== Task to complete ==
Below is the data. Give it again, complete and exact.
##########
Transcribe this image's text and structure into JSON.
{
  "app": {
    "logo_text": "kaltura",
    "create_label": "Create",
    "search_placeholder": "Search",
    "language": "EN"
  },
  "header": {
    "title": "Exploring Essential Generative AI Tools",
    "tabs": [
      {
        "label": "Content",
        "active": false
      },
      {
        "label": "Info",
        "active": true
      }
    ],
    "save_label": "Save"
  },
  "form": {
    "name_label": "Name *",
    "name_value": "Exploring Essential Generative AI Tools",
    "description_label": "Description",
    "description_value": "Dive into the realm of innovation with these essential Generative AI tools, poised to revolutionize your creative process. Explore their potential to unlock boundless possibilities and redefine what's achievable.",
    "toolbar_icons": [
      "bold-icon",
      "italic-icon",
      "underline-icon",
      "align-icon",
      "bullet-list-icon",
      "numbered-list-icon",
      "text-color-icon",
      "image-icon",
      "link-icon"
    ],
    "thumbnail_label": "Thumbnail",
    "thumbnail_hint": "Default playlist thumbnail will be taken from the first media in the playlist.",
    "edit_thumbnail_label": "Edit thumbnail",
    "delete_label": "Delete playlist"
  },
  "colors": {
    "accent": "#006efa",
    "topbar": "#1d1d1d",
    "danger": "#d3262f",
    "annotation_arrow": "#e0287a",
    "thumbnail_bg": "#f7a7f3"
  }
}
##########
== Answer box ==
Transcribe this image's text and structure into JSON.
{
  "app": {
    "logo_text": "kaltura",
    "create_label": "Create",
    "search_placeholder": "Search",
    "language": "EN"
  },
  "header": {
    "title": "Exploring Essential Generative AI Tools",
    "tabs": [
      {
        "label": "Content",
        "active": false
      },
      {
        "label": "Info",
        "active": true
      }
    ],
    "save_label": "Save"
  },
  "form": {
    "name_label": "Name *",
    "name_value": "Exploring Essential Generative AI Tools",
    "description_label": "Description",
    "description_value": "Dive into the realm of innovation with these essential Generative AI tools, poised to revolutionize your creative process. Explore their potential to unlock boundless possibilities and redefine what's achievable.",
    "toolbar_icons": [
      "bold-icon",
      "italic-icon",
      "underline-icon",
      "align-icon",
      "bullet-list-icon",
      "numbered-list-icon",
      "text-color-icon",
      "image-icon",
      "link-icon"
    ],
    "thumbnail_label": "Thumbnail",
    "thumbnail_hint": "Default playlist thumbnail will be taken from the first media in the playlist.",
    "edit_thumbnail_label": "Edit thumbnail",
    "delete_label": "Delete playlist"
  },
  "colors": {
    "accent": "#006efa",
    "topbar": "#1d1d1d",
    "danger": "#d3262f",
    "annotation_arrow": "#e0287a",
    "thumbnail_bg": "#f7a7f3"
  }
}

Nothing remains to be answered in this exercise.